The Change.org petition says the website - the name of which The Independent has chosen not to publish - is “dangerous” and should be shut down immediately.

“It promotes itself as a revenge porn site encouraging its users to share information and explicit content about particular women,” it says.

On the unnamed website, which is hosted in Russia, users regularly share and trade sexual photographs or videos of third parties who have not given their consent to them being shared, as well as home addresses and workplaces of those in the images.

The website charges users $29.99 (£23) per quarter and payment is made in Bitcoin.

The petition continues: "This is an absolute outrage and violation of women's rights. This website and the behaviour it promotes encourages a dangerous and predatory mindset, abuse and stalking."

But campaigners working to highlight issues around image-based sexual abuse, such as revenge porn, say the petition - which gathered 21,000 signatures in three days - has had unintended consequences.

Kate Isaacs, who founded ‘Not Your Porn’ after her friend was the victim of revenge porn, told The Independent: “All that petition has done is creating an advert to further promote that website and it’s dangerous.

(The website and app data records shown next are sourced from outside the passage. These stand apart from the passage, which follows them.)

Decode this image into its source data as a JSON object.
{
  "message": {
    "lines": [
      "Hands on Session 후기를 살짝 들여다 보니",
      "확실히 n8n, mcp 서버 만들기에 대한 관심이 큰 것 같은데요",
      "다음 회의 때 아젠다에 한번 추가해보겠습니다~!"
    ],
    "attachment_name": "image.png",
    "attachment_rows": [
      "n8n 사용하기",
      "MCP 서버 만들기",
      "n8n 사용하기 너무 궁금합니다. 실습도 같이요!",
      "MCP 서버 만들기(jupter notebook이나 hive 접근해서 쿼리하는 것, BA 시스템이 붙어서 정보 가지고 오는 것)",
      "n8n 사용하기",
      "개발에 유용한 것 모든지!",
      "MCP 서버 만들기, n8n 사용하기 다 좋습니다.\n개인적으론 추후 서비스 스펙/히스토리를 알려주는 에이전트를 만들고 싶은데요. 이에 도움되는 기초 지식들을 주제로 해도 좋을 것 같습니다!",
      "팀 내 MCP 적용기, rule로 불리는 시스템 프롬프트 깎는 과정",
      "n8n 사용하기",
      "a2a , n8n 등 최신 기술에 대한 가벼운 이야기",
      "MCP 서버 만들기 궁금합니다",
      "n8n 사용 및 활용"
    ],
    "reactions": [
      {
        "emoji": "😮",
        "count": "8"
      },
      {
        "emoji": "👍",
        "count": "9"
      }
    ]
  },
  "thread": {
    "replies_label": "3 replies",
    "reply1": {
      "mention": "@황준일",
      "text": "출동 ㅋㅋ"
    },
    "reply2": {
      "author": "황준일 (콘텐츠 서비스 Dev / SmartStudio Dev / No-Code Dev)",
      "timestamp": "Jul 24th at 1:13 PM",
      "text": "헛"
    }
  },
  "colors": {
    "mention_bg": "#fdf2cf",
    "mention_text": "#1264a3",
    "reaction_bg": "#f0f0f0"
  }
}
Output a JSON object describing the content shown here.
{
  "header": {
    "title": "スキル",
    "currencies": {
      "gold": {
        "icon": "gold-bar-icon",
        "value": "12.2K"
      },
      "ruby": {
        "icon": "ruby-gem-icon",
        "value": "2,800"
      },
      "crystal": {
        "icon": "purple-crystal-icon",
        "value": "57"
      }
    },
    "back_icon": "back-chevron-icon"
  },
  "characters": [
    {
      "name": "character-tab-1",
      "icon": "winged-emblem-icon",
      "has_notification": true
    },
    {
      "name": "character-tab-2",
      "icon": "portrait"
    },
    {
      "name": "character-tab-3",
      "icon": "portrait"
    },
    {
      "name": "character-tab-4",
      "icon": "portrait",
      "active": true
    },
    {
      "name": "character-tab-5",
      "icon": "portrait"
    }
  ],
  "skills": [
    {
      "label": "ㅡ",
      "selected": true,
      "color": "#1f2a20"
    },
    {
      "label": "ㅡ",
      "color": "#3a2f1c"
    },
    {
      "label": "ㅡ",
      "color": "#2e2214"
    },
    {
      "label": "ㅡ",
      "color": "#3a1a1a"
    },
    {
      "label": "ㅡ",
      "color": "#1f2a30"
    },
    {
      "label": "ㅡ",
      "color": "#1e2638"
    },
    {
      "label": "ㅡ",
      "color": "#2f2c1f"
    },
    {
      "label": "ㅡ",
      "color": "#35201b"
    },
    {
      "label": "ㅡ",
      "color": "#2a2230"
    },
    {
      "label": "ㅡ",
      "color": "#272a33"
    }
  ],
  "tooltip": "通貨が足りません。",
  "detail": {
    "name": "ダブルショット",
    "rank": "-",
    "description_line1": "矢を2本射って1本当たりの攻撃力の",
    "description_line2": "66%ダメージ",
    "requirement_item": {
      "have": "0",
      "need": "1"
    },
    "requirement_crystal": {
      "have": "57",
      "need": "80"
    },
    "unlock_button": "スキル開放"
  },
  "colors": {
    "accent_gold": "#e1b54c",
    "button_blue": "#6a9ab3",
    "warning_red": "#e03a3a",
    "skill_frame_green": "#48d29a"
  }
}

“People feel powerless and petition sites like Change offer power to people, so they’re always well intended, but they cannot offer real solutions.”

Isaacs says that the petition has had the “total opposite effect” to what the creator wanted.

The campaigner says traffic to the website has been driven up “mass amounts” by the petition. The petition originally featured a direct link to the site, but that has now been removed.

Google Trends analysis by The Times estimated that visits to the site from the UK had increased to a value of 100 (it provides a relative value not real-time figures). But this is the maximum potential increase, indicating a huge interest as a result of the petition.

Commenters on the petition gave reasons for signing, one said: "I'm signing because revenge porn is deplorable..."

Another said: "This is creepy. A violation of human rights. Violation of privacy."

This isn’t the first time the website has come under fire: in 2018 the Australian government issued a warning against people using the website.

Isaacs said petition websites need to be more vigilant about what they permit on their platform and have moderators looking at petitions of this nature.

A spokesman for Change.org said: “We have a robust set of community guidelines and there is a button on every petition page which allows users to flag any concerns to our dedicated policy team.

"We were made aware of a complaint relating to this petition. Our policy team acted quickly to investigate and disable any links to the website from the petition."